Romney Super-PAC Donor Also Big Climate Hawk

<a href="http://www.flickr.com/photos/gageskidmore/6468740695/sizes/m/in/photostream/">Gage Skidmore</a>/Flickr

For indispensable reporting on the coronavirus crisis and more, subscribe to Mother Jones' newsletters.


Over at Big Think, Matthew Nisbet flags an interesting factoid about the biggest donor to Mitt Romney’s super-PAC: he’s also a major donor to the Environmental Defense Fund.

Julian Robertson, a former hedge fund manager worth a reported $2.4 billion, has given $1 million to the Restore Our Future PAC, making him one of the biggest donors this year among actual people (as opposed to corporations).

As Nisbet notes, Robertson contributed more than $40 million to the Environmental Defense Fund between 2005 and 2009 “to support the group’s efforts to pass cap and trade legislation”—which accounted for nearly a third of the amount that the group spent on that effort over that time period.

Romney has been pretty squishy about the subject of climate change over the years, supporting a cap-and-trade plan as governor of Massachusetts before changing his mind. Most recently, he’s taken to claiming that “we don’t know what’s causing climate change.”

The goal of super-PAC donors is, ostensibly, to get their candidate of choice elected. But it’s also about influencing that candidate’s policy decisions. In Robertson’s case, he’s clearly spent a whole lot more money on getting climate policy passed than he has on Mitt Romney. So perhaps he’s banking on Romney doing yet another about turn on climate once elected.

More MotherJones reporting on Dark Money

THE BIG PICTURE

You expect the big picture, and it's our job at Mother Jones to give it to you. And right now, so many of the troubles we face are the making not of a virus, but of the quest for profit, political or economic (and not just from the man in the White House who could have offered leadership and comfort but instead gave us bleach).

In "News Is Just Like Waste Management," we unpack what the coronavirus crisis has meant for journalism, including Mother Jones’, and how we can rise to the challenge. If you're able to, this is a critical moment to support our nonprofit journalism with a donation: We've scoured our budget and made the cuts we can without impairing our mission, and we hope to raise $400,000 from our community of online readers to help keep our big reporting projects going because this extraordinary pandemic-plus-election year is no time to pull back.

THE BIG PICTURE
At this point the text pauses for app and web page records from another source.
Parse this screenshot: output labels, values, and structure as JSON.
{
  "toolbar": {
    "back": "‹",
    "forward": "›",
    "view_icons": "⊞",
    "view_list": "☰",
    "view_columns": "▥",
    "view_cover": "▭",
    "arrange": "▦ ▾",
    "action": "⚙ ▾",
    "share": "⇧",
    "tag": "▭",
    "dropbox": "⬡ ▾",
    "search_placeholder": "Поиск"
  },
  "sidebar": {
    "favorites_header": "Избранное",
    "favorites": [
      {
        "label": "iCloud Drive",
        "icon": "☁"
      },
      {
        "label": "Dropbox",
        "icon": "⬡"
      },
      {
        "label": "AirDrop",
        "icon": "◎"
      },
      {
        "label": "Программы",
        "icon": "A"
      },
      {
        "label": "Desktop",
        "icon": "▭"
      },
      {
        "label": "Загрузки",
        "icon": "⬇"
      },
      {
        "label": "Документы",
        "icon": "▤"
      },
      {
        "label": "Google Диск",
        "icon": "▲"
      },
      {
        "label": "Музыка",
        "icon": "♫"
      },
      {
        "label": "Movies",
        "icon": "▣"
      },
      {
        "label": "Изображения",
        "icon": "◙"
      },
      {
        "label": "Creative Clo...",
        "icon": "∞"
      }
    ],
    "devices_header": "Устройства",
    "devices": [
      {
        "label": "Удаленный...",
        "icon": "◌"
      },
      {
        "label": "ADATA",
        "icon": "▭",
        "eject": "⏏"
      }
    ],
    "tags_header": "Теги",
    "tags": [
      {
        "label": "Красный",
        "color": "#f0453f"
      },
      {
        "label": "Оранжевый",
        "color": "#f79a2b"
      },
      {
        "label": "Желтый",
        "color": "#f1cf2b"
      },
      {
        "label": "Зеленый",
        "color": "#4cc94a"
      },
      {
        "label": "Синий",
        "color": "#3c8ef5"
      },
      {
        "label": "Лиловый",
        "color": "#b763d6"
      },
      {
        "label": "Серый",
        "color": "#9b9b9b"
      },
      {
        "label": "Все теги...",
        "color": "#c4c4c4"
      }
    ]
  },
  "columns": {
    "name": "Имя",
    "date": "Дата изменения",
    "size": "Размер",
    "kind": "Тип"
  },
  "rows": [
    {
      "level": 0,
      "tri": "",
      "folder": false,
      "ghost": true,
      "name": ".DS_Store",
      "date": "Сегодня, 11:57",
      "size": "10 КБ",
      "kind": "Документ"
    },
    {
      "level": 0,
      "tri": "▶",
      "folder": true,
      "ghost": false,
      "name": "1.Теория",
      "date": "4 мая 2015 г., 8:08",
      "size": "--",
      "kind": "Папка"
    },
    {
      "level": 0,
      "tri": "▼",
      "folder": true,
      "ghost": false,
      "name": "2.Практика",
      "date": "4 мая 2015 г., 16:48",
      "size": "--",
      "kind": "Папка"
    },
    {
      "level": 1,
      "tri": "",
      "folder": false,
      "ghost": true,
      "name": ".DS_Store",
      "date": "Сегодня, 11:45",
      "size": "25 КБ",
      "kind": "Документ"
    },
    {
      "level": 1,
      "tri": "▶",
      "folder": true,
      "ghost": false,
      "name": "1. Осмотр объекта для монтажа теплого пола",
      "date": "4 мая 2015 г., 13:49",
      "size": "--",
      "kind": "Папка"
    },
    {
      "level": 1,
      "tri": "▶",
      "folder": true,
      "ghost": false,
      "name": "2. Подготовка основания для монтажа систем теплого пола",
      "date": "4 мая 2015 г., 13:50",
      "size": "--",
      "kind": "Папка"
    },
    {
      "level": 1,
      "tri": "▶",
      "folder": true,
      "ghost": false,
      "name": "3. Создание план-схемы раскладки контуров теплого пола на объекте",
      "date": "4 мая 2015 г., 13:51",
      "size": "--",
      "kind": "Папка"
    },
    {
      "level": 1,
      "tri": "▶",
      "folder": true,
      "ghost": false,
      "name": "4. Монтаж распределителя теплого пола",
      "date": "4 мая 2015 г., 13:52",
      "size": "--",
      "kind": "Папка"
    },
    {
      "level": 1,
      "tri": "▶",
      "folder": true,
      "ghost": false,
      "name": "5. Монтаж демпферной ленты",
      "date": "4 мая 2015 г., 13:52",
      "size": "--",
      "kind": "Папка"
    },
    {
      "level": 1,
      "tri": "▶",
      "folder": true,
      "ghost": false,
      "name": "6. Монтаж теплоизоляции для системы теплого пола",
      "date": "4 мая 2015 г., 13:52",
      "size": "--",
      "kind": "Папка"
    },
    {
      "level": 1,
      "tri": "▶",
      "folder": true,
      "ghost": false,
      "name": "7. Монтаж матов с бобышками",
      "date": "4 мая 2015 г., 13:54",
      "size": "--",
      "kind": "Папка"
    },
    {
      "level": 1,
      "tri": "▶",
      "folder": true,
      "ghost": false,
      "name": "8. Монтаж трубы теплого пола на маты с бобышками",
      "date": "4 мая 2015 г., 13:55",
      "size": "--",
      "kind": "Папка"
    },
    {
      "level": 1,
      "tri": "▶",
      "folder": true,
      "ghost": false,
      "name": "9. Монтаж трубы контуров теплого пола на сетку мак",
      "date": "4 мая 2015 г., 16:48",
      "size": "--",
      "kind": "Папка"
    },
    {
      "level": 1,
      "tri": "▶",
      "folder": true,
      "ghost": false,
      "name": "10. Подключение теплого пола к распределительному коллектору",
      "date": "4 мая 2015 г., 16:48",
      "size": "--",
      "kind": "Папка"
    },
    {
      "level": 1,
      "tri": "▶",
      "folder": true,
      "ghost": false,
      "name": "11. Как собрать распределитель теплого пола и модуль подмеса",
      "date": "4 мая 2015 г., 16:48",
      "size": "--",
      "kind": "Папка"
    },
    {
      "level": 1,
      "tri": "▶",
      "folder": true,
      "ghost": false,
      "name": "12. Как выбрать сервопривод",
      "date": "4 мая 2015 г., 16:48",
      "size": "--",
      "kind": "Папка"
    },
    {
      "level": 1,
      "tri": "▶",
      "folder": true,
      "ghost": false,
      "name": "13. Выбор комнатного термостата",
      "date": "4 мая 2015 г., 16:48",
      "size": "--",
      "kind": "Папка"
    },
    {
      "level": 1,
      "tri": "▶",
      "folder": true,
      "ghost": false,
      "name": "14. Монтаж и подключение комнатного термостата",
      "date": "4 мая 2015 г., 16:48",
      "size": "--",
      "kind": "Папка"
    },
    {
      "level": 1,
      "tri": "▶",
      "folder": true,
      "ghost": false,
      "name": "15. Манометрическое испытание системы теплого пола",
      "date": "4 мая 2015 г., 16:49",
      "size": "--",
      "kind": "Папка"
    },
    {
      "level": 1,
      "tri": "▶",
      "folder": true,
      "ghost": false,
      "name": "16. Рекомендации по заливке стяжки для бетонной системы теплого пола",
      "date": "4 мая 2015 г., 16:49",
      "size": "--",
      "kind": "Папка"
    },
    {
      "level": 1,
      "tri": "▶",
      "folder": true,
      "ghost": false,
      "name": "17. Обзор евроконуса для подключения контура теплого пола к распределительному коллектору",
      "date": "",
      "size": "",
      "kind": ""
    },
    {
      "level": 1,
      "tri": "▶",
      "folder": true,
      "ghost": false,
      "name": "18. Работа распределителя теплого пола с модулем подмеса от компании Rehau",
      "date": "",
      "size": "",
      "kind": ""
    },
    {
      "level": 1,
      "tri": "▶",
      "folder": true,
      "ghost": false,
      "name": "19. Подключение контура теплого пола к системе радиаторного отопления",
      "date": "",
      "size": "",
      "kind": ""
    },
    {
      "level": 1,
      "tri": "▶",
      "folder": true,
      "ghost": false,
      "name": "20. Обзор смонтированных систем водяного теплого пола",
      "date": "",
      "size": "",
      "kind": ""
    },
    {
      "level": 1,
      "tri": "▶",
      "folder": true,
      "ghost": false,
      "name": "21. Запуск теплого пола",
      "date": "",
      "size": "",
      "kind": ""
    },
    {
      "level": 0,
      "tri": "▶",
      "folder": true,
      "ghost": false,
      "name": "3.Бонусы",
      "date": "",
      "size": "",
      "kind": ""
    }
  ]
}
You expect the big picture, and it's our job at Mother Jones to give it to you. And right now, so many of the troubles we face are the making not of a virus, but of the quest for profit, political or economic (and not just from the man in the White House who could have offered leadership and comfort but instead gave us bleach).

In "News Is Just Like Waste Management," we unpack what the coronavirus crisis has meant for journalism, including Mother Jones’, and how we can rise to the challenge. If you're able to, this is a critical moment to support our nonprofit journalism with a donation: We've scoured our budget and made the cuts we can without impairing our mission, and we hope to raise $400,000 from our community of online readers to help keep our big reporting projects going because this extraordinary pandemic-plus-election year is no time to pull back.

We Recommend

Latest

Sign up for our newsletters

Subscribe and we'll send Mother Jones straight to your inbox.

Get our award-winning magazine

Save big on a full year of investigations, ideas, and insights.

Subscribe

Support our journalism

Help Mother Jones' reporters dig deep with a tax-deductible donation.

Donate

We have a new comment system! We are now using Coral, from Vox Media, for comments on all new articles. We'd love your feedback.